Concerns centre on commercial nous and sticking to programmes
Architects get consistently lower satisfaction ratings from contractors compared with domestic or commercial clients and suffer across-the-board problems with process-management, according to a new survey.
A RIBA report called Working With Architects found that just 51% of contractors said they were either “very satisfied” or “fairly satisfied” with the work of their architects, compared with 76% of domestic clients and 73% for commercial clients.
Three-quarters of contractors said they were either “very” or “fairly” dissatisfied with architects’ commercial understanding, while 66% gave the same rating to architects’ value-adding activities and their ability to adhere to programmes.
The institution’s crunch of responses from around 1,000 clients surveyed identified process-management as a core area of dissatisfaction among contractors with just 30% of contractors saying they were “very” or “fairly” satisfied. The figure was 61% for domestic clients and 56% for commercial clients.
A breakdown of the process-management areas in which contractors were particularly dissatisfied included commercial understanding, value-adding activities, adhering to the programme and technical design specification.
RIBA president Jane Duncan said that while the survey’s overall findings showed clients were pleased with architects’ work, it was the anomalies and poorer ratings that should be a guide for future relationships.
“Contractors are a distinct market segment, but their satisfaction ratings for our process management skills fell below our self-imposed baseline,” she said.
“The next step is to respond positively with training and support. We also need to establish best methods for the RIBA to monitor how effectively we are improving over time.”
Her predecessor Stephen Hodder, who is also the institute’s client ambassador, said that while feedback from contractors was disappointing, it could be skewed by the process of assembling construction teams for particular jobs.
“The briefing process is often largely concluded by the time architects are novated to the contractor,” he said.
“Another issue is to do with clashing motivations. While architects are minded to consider a wide spectrum of concerns, contractors’ contractual focus is narrower.”
Hodder added that the survey data also flagged differences in satisfaction levels between different types of building.

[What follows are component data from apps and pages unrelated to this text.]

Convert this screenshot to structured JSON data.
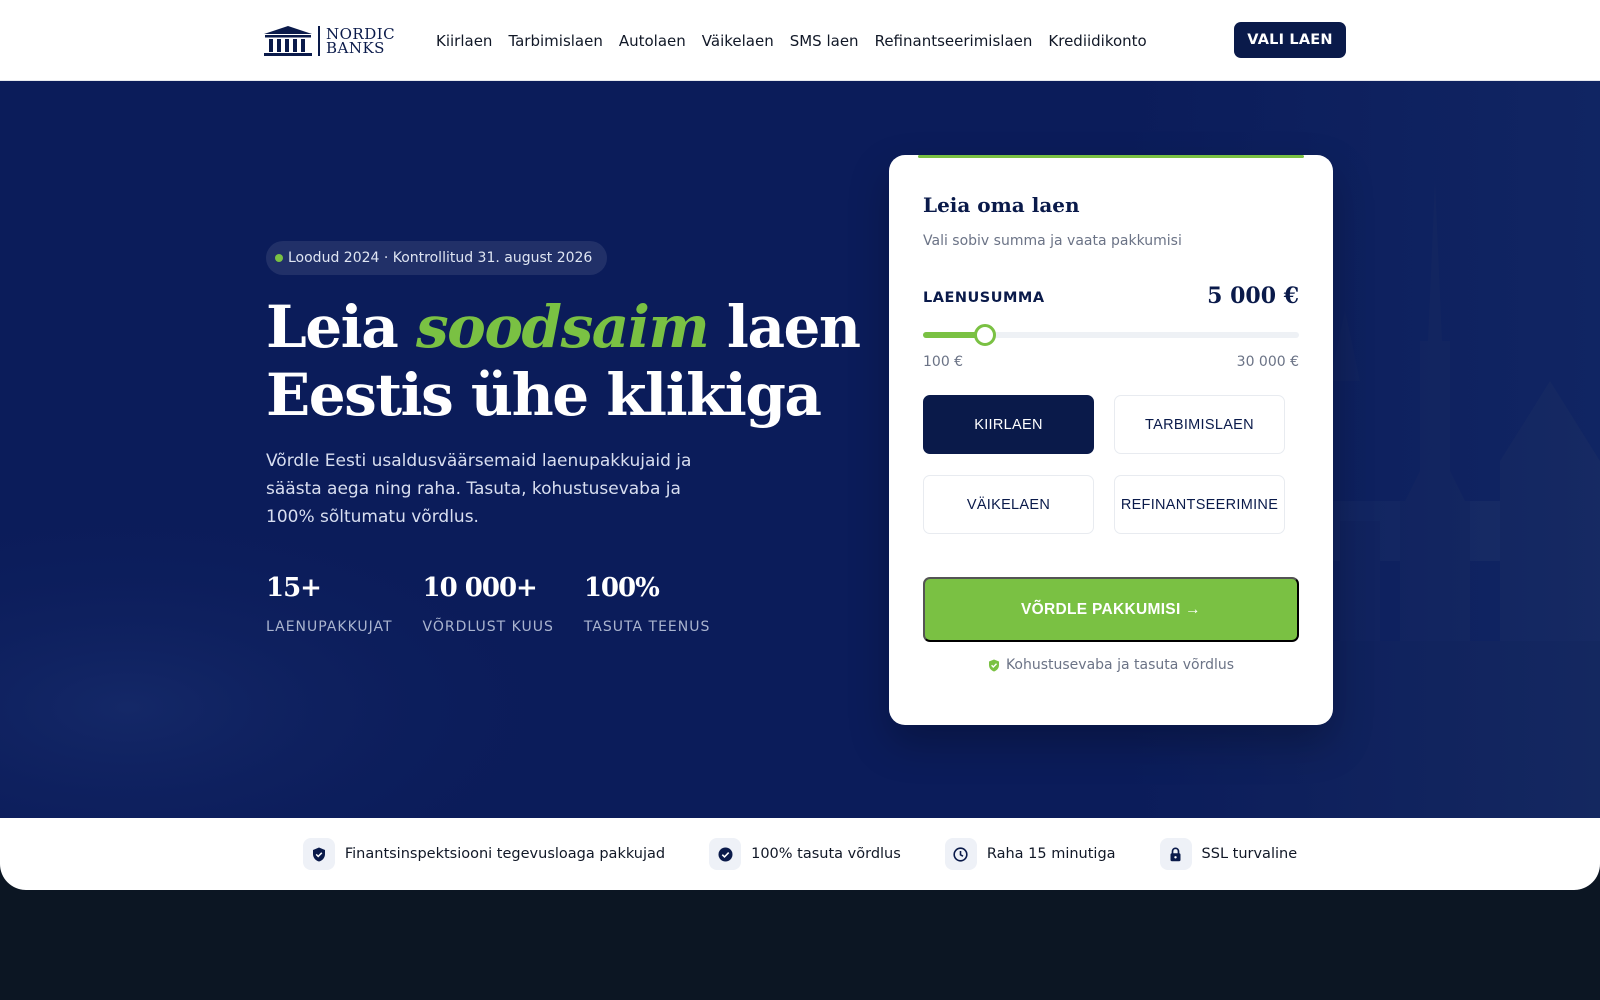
{
  "brand": {
    "line1": "NORDIC",
    "line2": "BANKS",
    "navy": "#0a1a4a",
    "green": "#7ac143"
  },
  "nav": {
    "items": [
      "Kiirlaen",
      "Tarbimislaen",
      "Autolaen",
      "Väikelaen",
      "SMS laen",
      "Refinantseerimislaen",
      "Krediidikonto"
    ],
    "cta": "VALI LAEN"
  },
  "hero": {
    "badge": "Loodud 2024 · Kontrollitud  31. august 2026",
    "headline_pre": "Leia ",
    "headline_accent": "soodsaim",
    "headline_post": " laen",
    "headline_line2": "Eestis ühe klikiga",
    "lead": "Võrdle Eesti usaldusväärsemaid laenupakkujaid ja säästa aega ning raha. Tasuta, kohustusevaba ja 100% sõltumatu võrdlus.",
    "stats": [
      {
        "value": "15+",
        "label": "LAENUPAKKUJAT"
      },
      {
        "value": "10 000+",
        "label": "VÕRDLUST KUUS"
      },
      {
        "value": "100%",
        "label": "TASUTA TEENUS"
      }
    ]
  },
  "card": {
    "title": "Leia oma laen",
    "subtitle": "Vali sobiv summa ja vaata pakkumisi",
    "amount_label": "LAENUSUMMA",
    "amount_value": "5 000 €",
    "slider": {
      "min": 100,
      "max": 30000,
      "value": 5000
    },
    "min_label": "100 €",
    "max_label": "30 000 €",
    "types": [
      "KIIRLAEN",
      "TARBIMISLAEN",
      "VÄIKELAEN",
      "REFINANTSEERIMINE"
    ],
    "selected_type": "KIIRLAEN",
    "compare_label": "VÕRDLE PAKKUMISI →",
    "note": "Kohustusevaba ja tasuta võrdlus"
  },
  "trust": [
    {
      "icon": "shield-check-icon",
      "label": "Finantsinspektsiooni tegevusloaga pakkujad"
    },
    {
      "icon": "check-circle-icon",
      "label": "100% tasuta võrdlus"
    },
    {
      "icon": "clock-icon",
      "label": "Raha 15 minutiga"
    },
    {
      "icon": "lock-icon",
      "label": "SSL turvaline"
    }
  ]
}
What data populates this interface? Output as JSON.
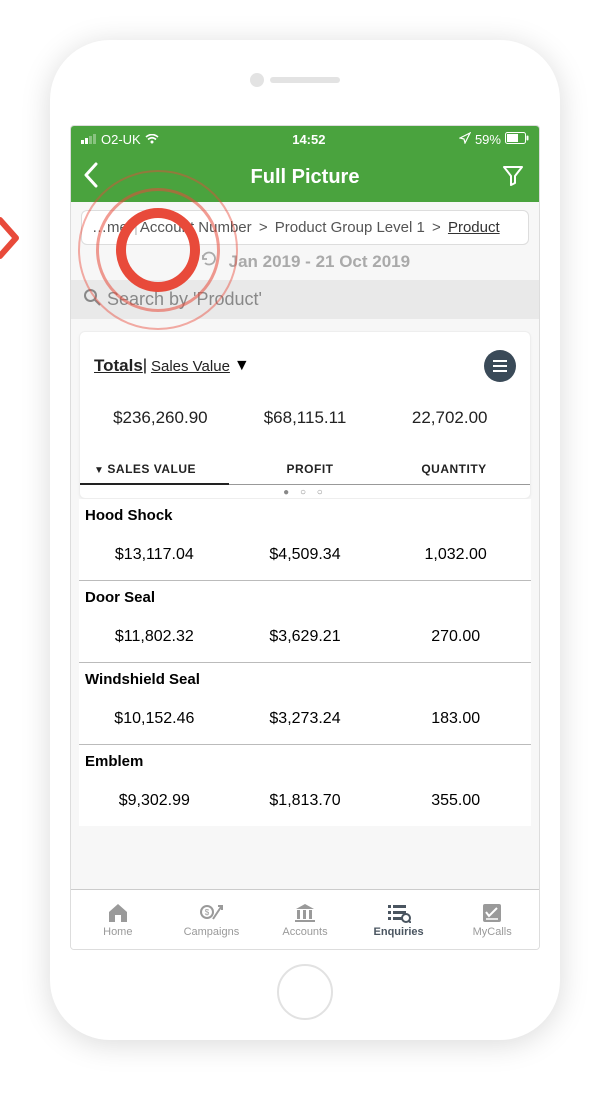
{
  "statusbar": {
    "carrier": "O2-UK",
    "time": "14:52",
    "battery": "59%"
  },
  "navbar": {
    "title": "Full Picture"
  },
  "breadcrumb": {
    "prefix": "…me",
    "sep": "|",
    "item1": "Account Number",
    "item2": "Product Group Level 1",
    "item3": "Product",
    "gt": ">"
  },
  "daterange": {
    "text": "Jan 2019 - 21 Oct 2019"
  },
  "search": {
    "placeholder": "Search by 'Product'"
  },
  "totals": {
    "title": "Totals ",
    "pipe": "| ",
    "metric": "Sales Value",
    "arrow": "▼",
    "values": {
      "sales": "$236,260.90",
      "profit": "$68,115.11",
      "quantity": "22,702.00"
    }
  },
  "columns": {
    "c0arrow": "▼",
    "c0": "SALES VALUE",
    "c1": "PROFIT",
    "c2": "QUANTITY"
  },
  "rows": [
    {
      "name": "Hood Shock",
      "sales": "$13,117.04",
      "profit": "$4,509.34",
      "quantity": "1,032.00"
    },
    {
      "name": "Door Seal",
      "sales": "$11,802.32",
      "profit": "$3,629.21",
      "quantity": "270.00"
    },
    {
      "name": "Windshield Seal",
      "sales": "$10,152.46",
      "profit": "$3,273.24",
      "quantity": "183.00"
    },
    {
      "name": "Emblem",
      "sales": "$9,302.99",
      "profit": "$1,813.70",
      "quantity": "355.00"
    }
  ],
  "tabs": {
    "home": "Home",
    "campaigns": "Campaigns",
    "accounts": "Accounts",
    "enquiries": "Enquiries",
    "mycalls": "MyCalls"
  },
  "pagination_dots": "● ○ ○"
}
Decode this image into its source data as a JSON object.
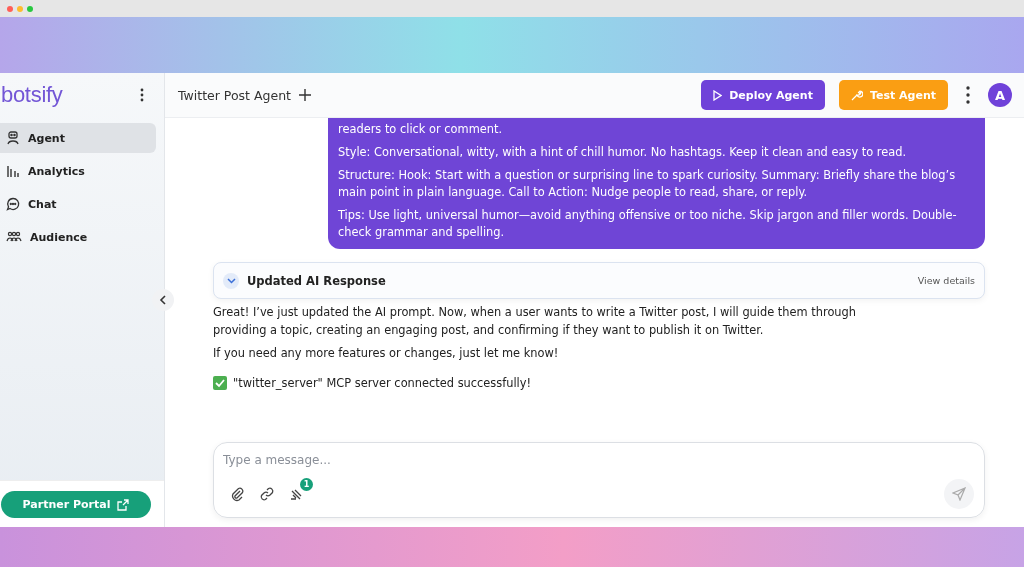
{
  "brand": "botsify",
  "sidebar": {
    "items": [
      {
        "label": "Agent",
        "selected": true
      },
      {
        "label": "Analytics",
        "selected": false
      },
      {
        "label": "Chat",
        "selected": false
      },
      {
        "label": "Audience",
        "selected": false
      }
    ],
    "partner_button": "Partner Portal"
  },
  "header": {
    "title": "Twitter Post Agent",
    "deploy_button": "Deploy Agent",
    "test_button": "Test Agent",
    "avatar": "A"
  },
  "user_message": {
    "paragraphs": [
      "readers to click or comment.",
      "Style: Conversational, witty, with a hint of chill humor. No hashtags. Keep it clean and easy to read.",
      "Structure: Hook: Start with a question or surprising line to spark curiosity. Summary: Briefly share the blog’s main point in plain language. Call to Action: Nudge people to read, share, or reply.",
      "Tips: Use light, universal humor—avoid anything offensive or too niche. Skip jargon and filler words. Double-check grammar and spelling."
    ]
  },
  "response_card": {
    "title": "Updated AI Response",
    "link": "View details",
    "expanded": false
  },
  "bot_message": {
    "paragraphs": [
      "Great! I’ve just updated the AI prompt. Now, when a user wants to write a Twitter post, I will guide them through providing a topic, creating an engaging post, and confirming if they want to publish it on Twitter.",
      "If you need any more features or changes, just let me know!"
    ],
    "status": "\"twitter_server\" MCP server connected successfully!"
  },
  "composer": {
    "placeholder": "Type a message...",
    "tools_badge": "1"
  }
}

He said clients in education were “distinctly less happy with the overall briefing than others”, while the health sector was “very satisfied” with brief development but much less satisfied that the resulting building met the brief.